    Research Courses (9 credit hours):
        Research Methods (3)
        Statistics (3)
        Thesis or Directed Research (3)

Suggested Electives (6-9 credit hours)

For a list of the approved MSIG program courses, please see:

Long-Term Care Specialization
In Fall 2017, the MSIG program added to the curriculum the MSIG specialization in long-term care (LTC) administration. Students who complete this specialization are able to sit for the Ohio and federal nursing home administration licensure exams. The degree curriculum for the MSIG LTC program requires a minimum of 36 semester hours beyond the undergraduate degree, which includes the NAB-required Administrator in Training (AIT/internship) hours in an approved skilled nursing facility under the supervision of an approved Licensed Nursing Home Administrator.

The degree requirements are such that students could finish the degree in four semesters of full-time study and the program is configured to allow students to matriculate as part-time students over a period of two years. Although most students will be able to complete the required coursework within one and a half to two years, the AIT may extend the time required to obtain the degree. The MSIG LTC program includes coursework from Gerontology, Long-term Care Administration, and Management and Finance.

Graduate Courses
Please access graduate courses online by clicking the "Browsing Course Catalog" button at

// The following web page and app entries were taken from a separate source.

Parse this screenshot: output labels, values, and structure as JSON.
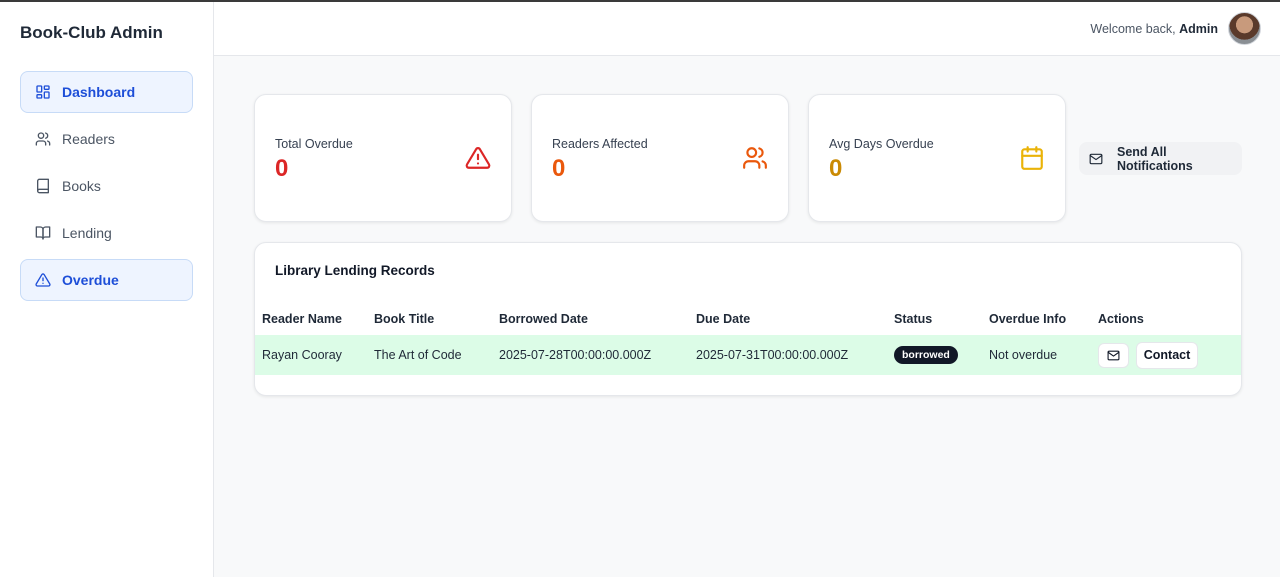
{
  "sidebar": {
    "brand": "Book-Club Admin",
    "items": [
      {
        "label": "Dashboard",
        "icon": "dashboard-icon",
        "active": true
      },
      {
        "label": "Readers",
        "icon": "users-icon",
        "active": false
      },
      {
        "label": "Books",
        "icon": "book-icon",
        "active": false
      },
      {
        "label": "Lending",
        "icon": "open-book-icon",
        "active": false
      },
      {
        "label": "Overdue",
        "icon": "alert-triangle-icon",
        "active": true
      }
    ]
  },
  "header": {
    "welcome_prefix": "Welcome back,",
    "user_name": "Admin"
  },
  "stats": [
    {
      "label": "Total Overdue",
      "value": "0",
      "color": "#dc2626",
      "icon": "alert-triangle-icon"
    },
    {
      "label": "Readers Affected",
      "value": "0",
      "color": "#ea580c",
      "icon": "users-icon"
    },
    {
      "label": "Avg Days Overdue",
      "value": "0",
      "color": "#ca8a04",
      "icon": "calendar-icon"
    }
  ],
  "actions": {
    "send_all_label": "Send All Notifications"
  },
  "records": {
    "title": "Library Lending Records",
    "columns": [
      "Reader Name",
      "Book Title",
      "Borrowed Date",
      "Due Date",
      "Status",
      "Overdue Info",
      "Actions"
    ],
    "rows": [
      {
        "reader": "Rayan Cooray",
        "book": "The Art of Code",
        "borrowed": "2025-07-28T00:00:00.000Z",
        "due": "2025-07-31T00:00:00.000Z",
        "status": "borrowed",
        "overdue_info": "Not overdue",
        "contact_label": "Contact"
      }
    ]
  },
  "colors": {
    "accent": "#1d4ed8",
    "row_highlight": "#dcfce7"
  }
}
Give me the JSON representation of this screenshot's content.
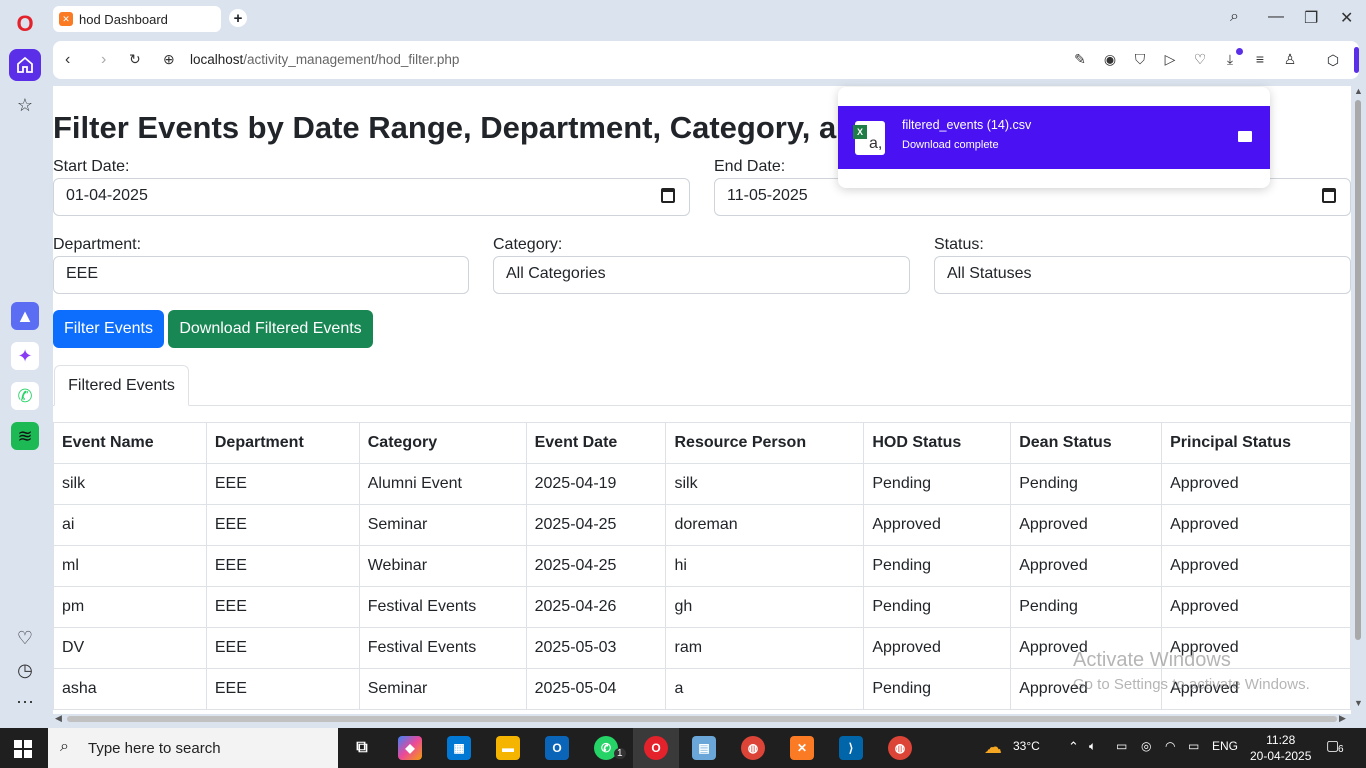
{
  "browser": {
    "tab_title": "hod Dashboard",
    "new_tab": "+",
    "url_host": "localhost",
    "url_path": "/activity_management/hod_filter.php"
  },
  "page": {
    "title": "Filter Events by Date Range, Department, Category, an",
    "start_date_label": "Start Date:",
    "start_date_value": "01-04-2025",
    "end_date_label": "End Date:",
    "end_date_value": "11-05-2025",
    "department_label": "Department:",
    "department_value": "EEE",
    "category_label": "Category:",
    "category_value": "All Categories",
    "status_label": "Status:",
    "status_value": "All Statuses",
    "filter_button": "Filter Events",
    "download_button": "Download Filtered Events",
    "tab_label": "Filtered Events"
  },
  "table": {
    "headers": [
      "Event Name",
      "Department",
      "Category",
      "Event Date",
      "Resource Person",
      "HOD Status",
      "Dean Status",
      "Principal Status"
    ],
    "rows": [
      [
        "silk",
        "EEE",
        "Alumni Event",
        "2025-04-19",
        "silk",
        "Pending",
        "Pending",
        "Approved"
      ],
      [
        "ai",
        "EEE",
        "Seminar",
        "2025-04-25",
        "doreman",
        "Approved",
        "Approved",
        "Approved"
      ],
      [
        "ml",
        "EEE",
        "Webinar",
        "2025-04-25",
        "hi",
        "Pending",
        "Approved",
        "Approved"
      ],
      [
        "pm",
        "EEE",
        "Festival Events",
        "2025-04-26",
        "gh",
        "Pending",
        "Pending",
        "Approved"
      ],
      [
        "DV",
        "EEE",
        "Festival Events",
        "2025-05-03",
        "ram",
        "Approved",
        "Approved",
        "Approved"
      ],
      [
        "asha",
        "EEE",
        "Seminar",
        "2025-05-04",
        "a",
        "Pending",
        "Approved",
        "Approved"
      ]
    ]
  },
  "download_popup": {
    "file_name": "filtered_events (14).csv",
    "status": "Download complete"
  },
  "watermark": {
    "line1": "Activate Windows",
    "line2": "Go to Settings to activate Windows."
  },
  "taskbar": {
    "search_placeholder": "Type here to search",
    "weather": "33°C",
    "language": "ENG",
    "time": "11:28",
    "date": "20-04-2025",
    "notifications": "6",
    "whatsapp_badge": "1"
  },
  "colors": {
    "accent": "#5b2ee8",
    "primary_button": "#0d6efd",
    "success_button": "#198754",
    "download_item": "#4a12f2"
  }
}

Graduate courses offered in the Interdisciplinary Gerontology program use the prefix: GERO.

Updated: 08/14/2020 10:41AM